Experts say North Korea's successful detonation of a third nuclear device is concerning because it indicates the country may be getting closer to the ability to put a nuclear device on a missile.
Seoul, South Korea
Despite strong international opposition, even from ally and benefactor China, North Korea on Tuesday tested its third nuclear device, prompting an emergency meeting of the United Nations Security Council.
The test appears to show an increase in North Korea’s nuclear capability and is likely to further isolate the Pyongyang regime. Analysts say that hopes for improved relations with the new governments in Washington, Seoul, Tokyo, or even Beijing are now on hold – at least for the time being.
“This is meant to get the attention of South Korea, the US, Japan and – dare I say it – China. With leadership transitions going on in all those countries this is a particularly appeasement-prone time,” says Sung-yoon Lee, assistant professor of Korean Studies at Tufts University in Boston. “None of those countries want a foreign policy crisis at the moment and will be more likely to resort to damage-control diplomacy.”
The US Geological Survey detected unusual seismic activity slightly north of the site of North Korea’s 2009 test, just before noon local time. The activity observed was inconsistent with that of a natural earthquake.
North Korea later confirmed the test.
"The test was conducted in a safe and perfect way on a high level with the use of a smaller and light A-bomb, unlike the previous ones, yet with great explosive power,” said an English-language dispatch from the Korea Central News Agency (KCNA), North Korea’s official state broadcaster. If true, this concerns the international community because it indicates the country may be getting closer to the ability to put a nuclear device on a missile.
The blast had a magnitude of 4.9 with an estimated yield of between 6 and 7 kilotons, which is larger than North Korea’s 2009 test – itself an increase over its first test in 2006. North Korea is apparently seeking to develop lighter weapons that can travel farther. However, it is still believed to be far from developing a nuclear warhead that could reach the US.
This test was apparently directed at the US, which North Korea still considers its sworn enemy.
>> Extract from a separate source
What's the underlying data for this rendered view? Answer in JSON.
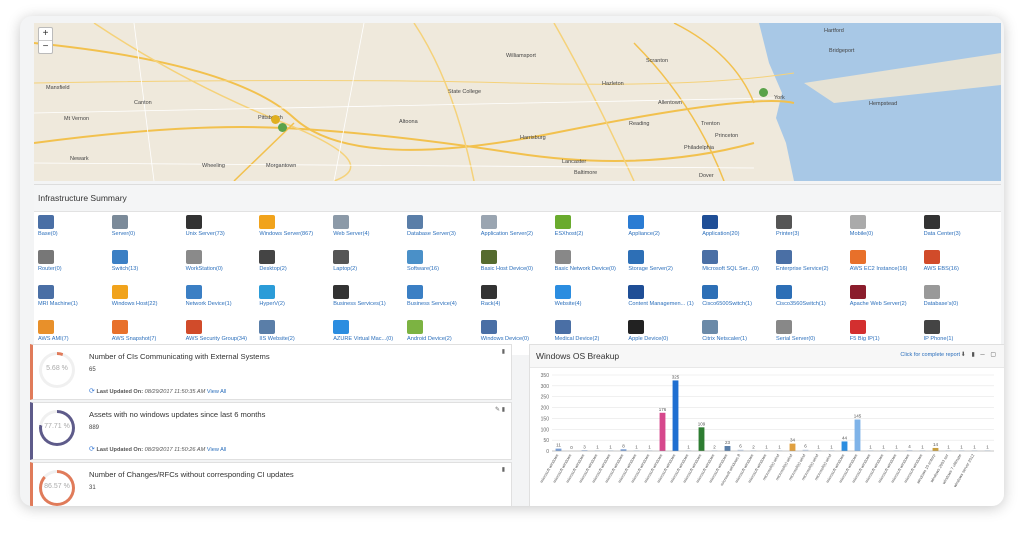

The KCNA report stated that “the test was to defend our country’s safety and sovereignty against the US’s aggressive behavior that infringed upon our republic’s lawful right to peacefully launch a satellite.”
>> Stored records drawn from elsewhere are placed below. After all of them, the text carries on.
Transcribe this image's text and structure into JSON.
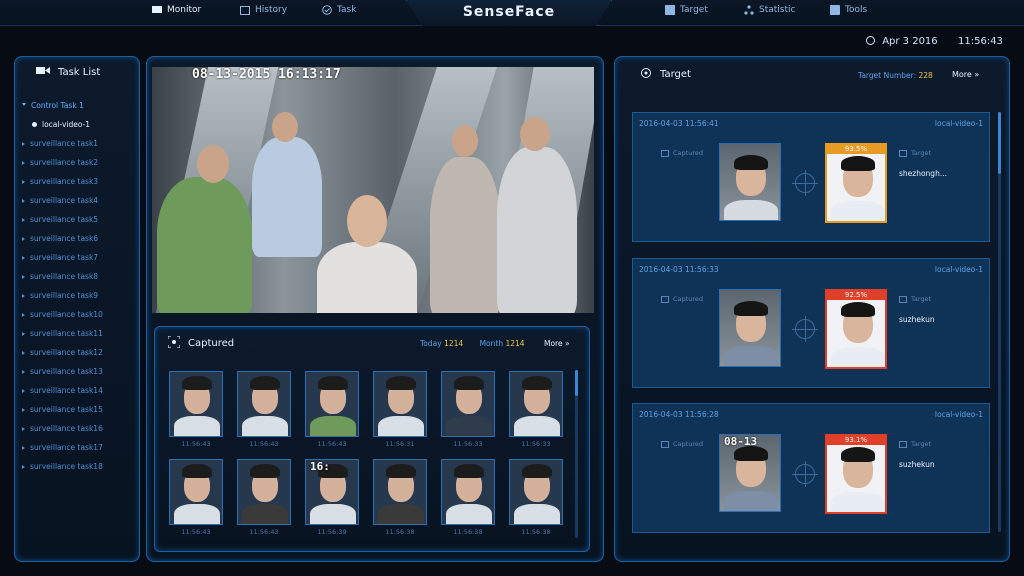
{
  "nav": {
    "brand": "SenseFace",
    "items": [
      "Monitor",
      "History",
      "Task",
      "Target",
      "Statistic",
      "Tools"
    ]
  },
  "datetime": {
    "date": "Apr 3 2016",
    "time": "11:56:43"
  },
  "task_list": {
    "title": "Task List",
    "items": [
      "Control Task 1",
      "local-video-1",
      "surveillance task1",
      "surveillance task2",
      "surveillance task3",
      "surveillance task4",
      "surveillance task5",
      "surveillance task6",
      "surveillance task7",
      "surveillance task8",
      "surveillance task9",
      "surveillance task10",
      "surveillance task11",
      "surveillance task12",
      "surveillance task13",
      "surveillance task14",
      "surveillance task15",
      "surveillance task16",
      "surveillance task17",
      "surveillance task18"
    ]
  },
  "video": {
    "timestamp": "08-13-2015 16:13:17"
  },
  "captured": {
    "title": "Captured",
    "today_label": "Today",
    "today_value": "1214",
    "month_label": "Month",
    "month_value": "1214",
    "more": "More",
    "thumbs": [
      {
        "time": "11:56:43"
      },
      {
        "time": "11:56:43"
      },
      {
        "time": "11:56:43"
      },
      {
        "time": "11:56:31"
      },
      {
        "time": "11:56:33"
      },
      {
        "time": "11:56:33"
      },
      {
        "time": "11:56:43"
      },
      {
        "time": "11:56:43"
      },
      {
        "time": "11:56:39"
      },
      {
        "time": "11:56:38"
      },
      {
        "time": "11:56:38"
      },
      {
        "time": "11:56:38"
      }
    ],
    "overlay": "16:"
  },
  "target": {
    "title": "Target",
    "number_label": "Target Number:",
    "number_value": "228",
    "more": "More",
    "captured_label": "Captured",
    "target_label": "Target",
    "cards": [
      {
        "date": "2016-04-03 11:56:41",
        "source": "local-video-1",
        "score": "93.5%",
        "name": "shezhongh..."
      },
      {
        "date": "2016-04-03 11:56:33",
        "source": "local-video-1",
        "score": "92.5%",
        "name": "suzhekun"
      },
      {
        "date": "2016-04-03 11:56:28",
        "source": "local-video-1",
        "score": "93.1%",
        "name": "suzhekun"
      }
    ],
    "card_overlay": "08-13"
  },
  "colors": {
    "accent": "#3c86d6",
    "highlight": "#f0c23a",
    "alert": "#e0402a",
    "warning": "#e79a24"
  }
}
South Korea's Yonhap news agency reported on Monday that Seoul and Washington were given advance notice that the test was to be carried out on Tuesday.
[Editor's note: The original version of this story misstated which governments were alerted ahead of time.]
South Korea immediately condemned the launch, calling it an unacceptable threat and a violation of United Nations Security Council Resolutions. China expressed “firm opposition,” reflecting Beijing’s growing frustration with North Korea’s provocative behavior. US President Obama called it a “highly provocative act” that threatens international peace and pledged to defend the US and its allies, which include South Korea.
Since 2009, despite having a young, Western-educated leader take over, North Korea has maintained its position as combative and withdrawn from the international community, continuing an old cycle of provocations and increased international sanctions. In December, impoverished North Korea successfully launched a long-range rocket that led to expanded UN sanctions.
The latest test, which the North indicated was a response to those sanctions, will likely only mean more sanctions for North Korea from the international community, though some analysts question their value at this point, despite the fact that the food shortages and economic difficulties caused by sanctions have not changed North Korea’s behavior on controversial issues such as its nuclear program and human rights record.
“Over the last 20 years, the international community has used sanctions and pressure when it comes to North Korea, but we’ve seen that those methods on their own cannot stop North Korea’s nuclear program,” says Yang Moo-jin, a professor at Seoul’s University of North Korean Studies.